*** Data to use Section Begins ***
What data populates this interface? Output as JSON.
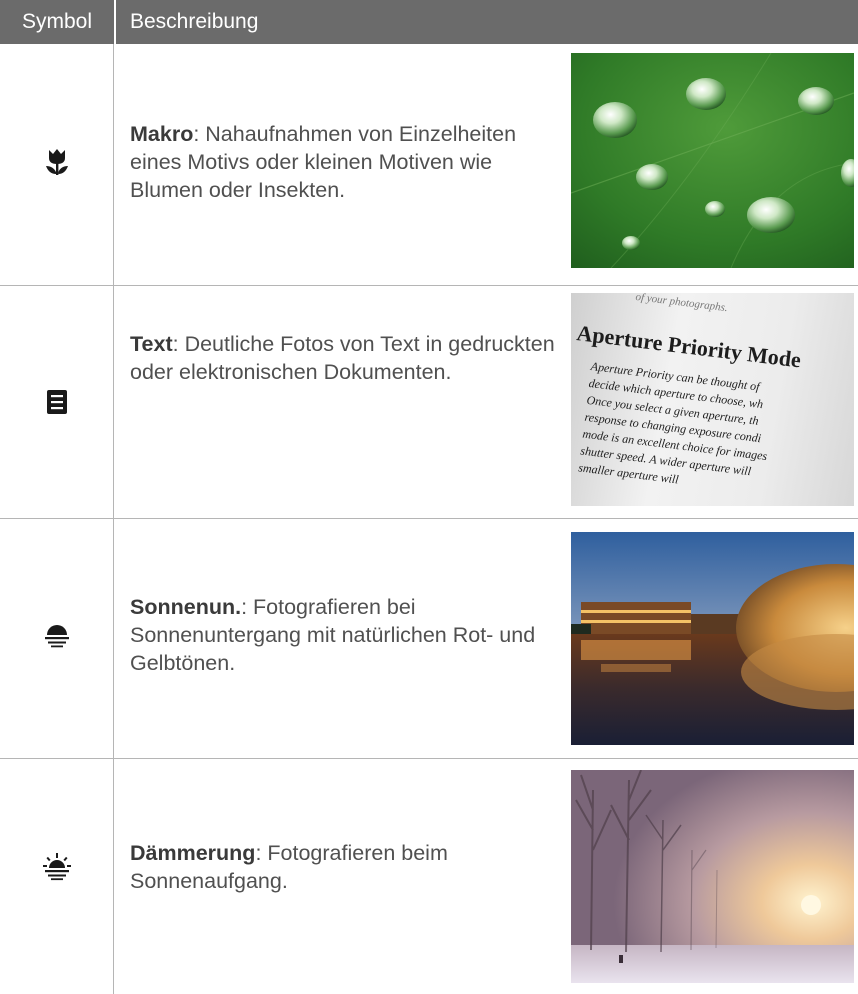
{
  "header": {
    "symbol": "Symbol",
    "description": "Beschreibung"
  },
  "rows": [
    {
      "icon": "macro-flower-icon",
      "title": "Makro",
      "text": ": Nahaufnahmen von Einzelheiten eines Motivs oder kleinen Motiven wie Blumen oder Insekten.",
      "photo": "water-drops-on-leaf-photo"
    },
    {
      "icon": "text-document-icon",
      "title": "Text",
      "text": ": Deutliche Fotos von Text in gedruckten oder elektronischen Dokumenten.",
      "photo": "printed-text-page-photo",
      "photo_text": {
        "top": "of your photographs.",
        "heading": "Aperture Priority Mode",
        "lines": [
          "Aperture Priority can be thought of",
          "decide which aperture to choose, wh",
          "Once you select a given aperture, th",
          "response to changing exposure condi",
          "mode is an excellent choice for images",
          "shutter speed. A wider aperture will",
          "smaller aperture will"
        ]
      }
    },
    {
      "icon": "sunset-icon",
      "title": "Sonnenun.",
      "text": ": Fotografieren bei Sonnenuntergang mit natürlichen Rot- und Gelbtönen.",
      "photo": "city-sunset-reflection-photo"
    },
    {
      "icon": "dawn-icon",
      "title": "Dämmerung",
      "text": ": Fotografieren beim Sonnenaufgang.",
      "photo": "misty-sunrise-forest-photo"
    }
  ],
  "colors": {
    "header_bg": "#6b6b6b",
    "grid_line": "#b5b5b5",
    "text": "#505050"
  }
}
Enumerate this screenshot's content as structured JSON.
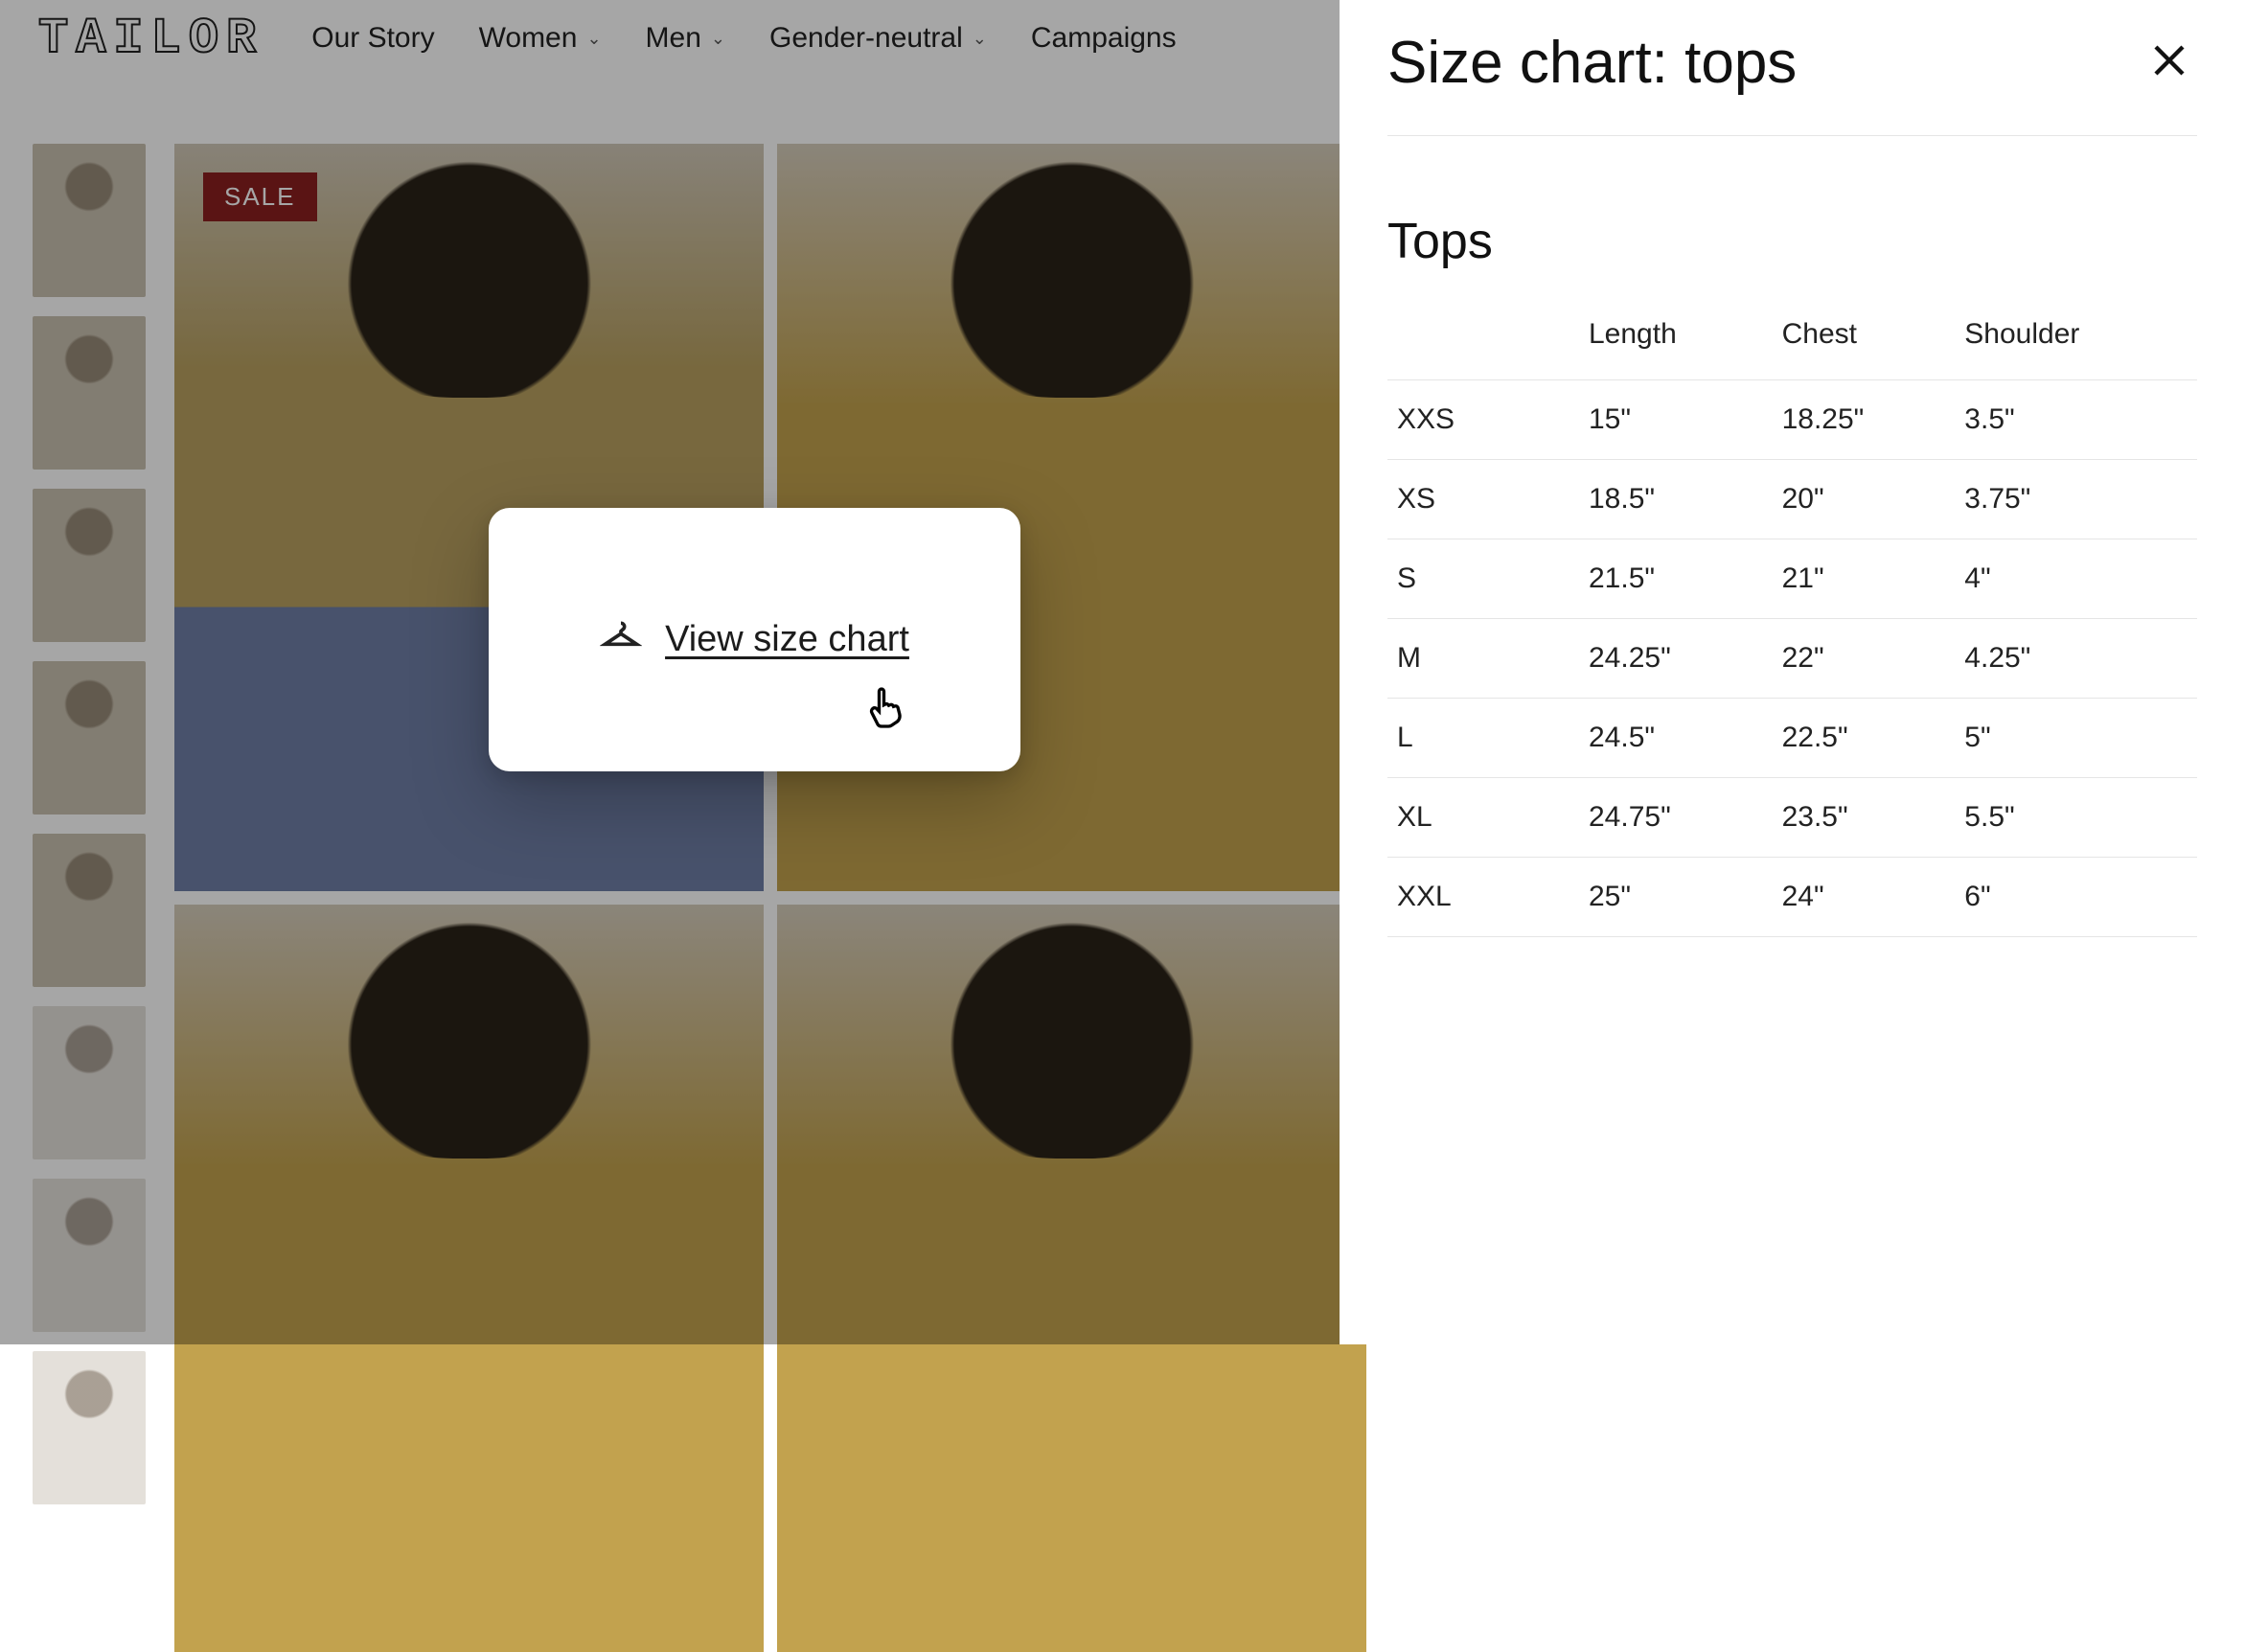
{
  "header": {
    "logo": "TAILOR",
    "nav": [
      {
        "label": "Our Story",
        "has_dropdown": false
      },
      {
        "label": "Women",
        "has_dropdown": true
      },
      {
        "label": "Men",
        "has_dropdown": true
      },
      {
        "label": "Gender-neutral",
        "has_dropdown": true
      },
      {
        "label": "Campaigns",
        "has_dropdown": false
      }
    ]
  },
  "product": {
    "sale_badge": "SALE"
  },
  "popover": {
    "link_text": "View size chart"
  },
  "drawer": {
    "title": "Size chart: tops",
    "section_title": "Tops"
  },
  "chart_data": {
    "type": "table",
    "columns": [
      "",
      "Length",
      "Chest",
      "Shoulder"
    ],
    "rows": [
      {
        "size": "XXS",
        "length": "15\"",
        "chest": "18.25\"",
        "shoulder": "3.5\""
      },
      {
        "size": "XS",
        "length": "18.5\"",
        "chest": "20\"",
        "shoulder": "3.75\""
      },
      {
        "size": "S",
        "length": "21.5\"",
        "chest": "21\"",
        "shoulder": "4\""
      },
      {
        "size": "M",
        "length": "24.25\"",
        "chest": "22\"",
        "shoulder": "4.25\""
      },
      {
        "size": "L",
        "length": "24.5\"",
        "chest": "22.5\"",
        "shoulder": "5\""
      },
      {
        "size": "XL",
        "length": "24.75\"",
        "chest": "23.5\"",
        "shoulder": "5.5\""
      },
      {
        "size": "XXL",
        "length": "25\"",
        "chest": "24\"",
        "shoulder": "6\""
      }
    ]
  }
}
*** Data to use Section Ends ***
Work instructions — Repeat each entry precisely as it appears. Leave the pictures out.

Output —
What data populates this interface? Output as JSON.
{
  "header": {
    "symbol": "Symbol",
    "description": "Beschreibung"
  },
  "rows": [
    {
      "icon": "macro-flower-icon",
      "title": "Makro",
      "text": ": Nahaufnahmen von Einzelheiten eines Motivs oder kleinen Motiven wie Blumen oder Insekten.",
      "photo": "water-drops-on-leaf-photo"
    },
    {
      "icon": "text-document-icon",
      "title": "Text",
      "text": ": Deutliche Fotos von Text in gedruckten oder elektronischen Dokumenten.",
      "photo": "printed-text-page-photo",
      "photo_text": {
        "top": "of your photographs.",
        "heading": "Aperture Priority Mode",
        "lines": [
          "Aperture Priority can be thought of",
          "decide which aperture to choose, wh",
          "Once you select a given aperture, th",
          "response to changing exposure condi",
          "mode is an excellent choice for images",
          "shutter speed. A wider aperture will",
          "smaller aperture will"
        ]
      }
    },
    {
      "icon": "sunset-icon",
      "title": "Sonnenun.",
      "text": ": Fotografieren bei Sonnenuntergang mit natürlichen Rot- und Gelbtönen.",
      "photo": "city-sunset-reflection-photo"
    },
    {
      "icon": "dawn-icon",
      "title": "Dämmerung",
      "text": ": Fotografieren beim Sonnenaufgang.",
      "photo": "misty-sunrise-forest-photo"
    }
  ],
  "colors": {
    "header_bg": "#6b6b6b",
    "grid_line": "#b5b5b5",
    "text": "#505050"
  }
}
Enumerate this screenshot's content as structured JSON.
{
  "header": {
    "logo": "TAILOR",
    "nav": [
      {
        "label": "Our Story",
        "has_dropdown": false
      },
      {
        "label": "Women",
        "has_dropdown": true
      },
      {
        "label": "Men",
        "has_dropdown": true
      },
      {
        "label": "Gender-neutral",
        "has_dropdown": true
      },
      {
        "label": "Campaigns",
        "has_dropdown": false
      }
    ]
  },
  "product": {
    "sale_badge": "SALE"
  },
  "popover": {
    "link_text": "View size chart"
  },
  "drawer": {
    "title": "Size chart: tops",
    "section_title": "Tops"
  },
  "chart_data": {
    "type": "table",
    "columns": [
      "",
      "Length",
      "Chest",
      "Shoulder"
    ],
    "rows": [
      {
        "size": "XXS",
        "length": "15\"",
        "chest": "18.25\"",
        "shoulder": "3.5\""
      },
      {
        "size": "XS",
        "length": "18.5\"",
        "chest": "20\"",
        "shoulder": "3.75\""
      },
      {
        "size": "S",
        "length": "21.5\"",
        "chest": "21\"",
        "shoulder": "4\""
      },
      {
        "size": "M",
        "length": "24.25\"",
        "chest": "22\"",
        "shoulder": "4.25\""
      },
      {
        "size": "L",
        "length": "24.5\"",
        "chest": "22.5\"",
        "shoulder": "5\""
      },
      {
        "size": "XL",
        "length": "24.75\"",
        "chest": "23.5\"",
        "shoulder": "5.5\""
      },
      {
        "size": "XXL",
        "length": "25\"",
        "chest": "24\"",
        "shoulder": "6\""
      }
    ]
  }
}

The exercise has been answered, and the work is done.